- Opening Delimiter -
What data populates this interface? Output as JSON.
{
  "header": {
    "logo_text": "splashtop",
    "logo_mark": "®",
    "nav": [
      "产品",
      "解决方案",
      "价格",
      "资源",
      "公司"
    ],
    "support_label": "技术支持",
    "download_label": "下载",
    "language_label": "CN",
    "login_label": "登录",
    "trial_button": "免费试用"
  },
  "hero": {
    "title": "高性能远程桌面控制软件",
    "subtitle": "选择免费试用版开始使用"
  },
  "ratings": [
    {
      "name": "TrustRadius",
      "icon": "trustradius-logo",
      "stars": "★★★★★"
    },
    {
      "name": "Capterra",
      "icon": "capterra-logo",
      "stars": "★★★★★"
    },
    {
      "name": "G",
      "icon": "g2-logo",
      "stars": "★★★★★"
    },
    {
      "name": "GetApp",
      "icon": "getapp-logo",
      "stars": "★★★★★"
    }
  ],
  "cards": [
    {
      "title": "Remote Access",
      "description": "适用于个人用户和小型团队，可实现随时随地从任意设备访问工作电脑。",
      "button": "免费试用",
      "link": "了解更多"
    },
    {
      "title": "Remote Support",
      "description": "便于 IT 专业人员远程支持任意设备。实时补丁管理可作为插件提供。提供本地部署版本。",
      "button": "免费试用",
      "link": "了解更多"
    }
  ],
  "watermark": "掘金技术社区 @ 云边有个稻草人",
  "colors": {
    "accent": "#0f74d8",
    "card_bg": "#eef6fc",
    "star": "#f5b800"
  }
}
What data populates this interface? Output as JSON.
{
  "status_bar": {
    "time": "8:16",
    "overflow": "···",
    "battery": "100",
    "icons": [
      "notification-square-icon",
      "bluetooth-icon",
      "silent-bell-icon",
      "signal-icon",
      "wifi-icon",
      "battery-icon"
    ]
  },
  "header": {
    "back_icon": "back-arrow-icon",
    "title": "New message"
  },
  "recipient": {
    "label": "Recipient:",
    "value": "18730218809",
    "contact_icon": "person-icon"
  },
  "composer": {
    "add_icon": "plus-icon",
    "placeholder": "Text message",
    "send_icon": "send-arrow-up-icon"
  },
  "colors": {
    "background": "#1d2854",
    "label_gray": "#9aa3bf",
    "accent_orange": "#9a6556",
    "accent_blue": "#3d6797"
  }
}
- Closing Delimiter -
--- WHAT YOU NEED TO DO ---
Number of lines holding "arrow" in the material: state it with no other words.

--- THE ANSWER ---
2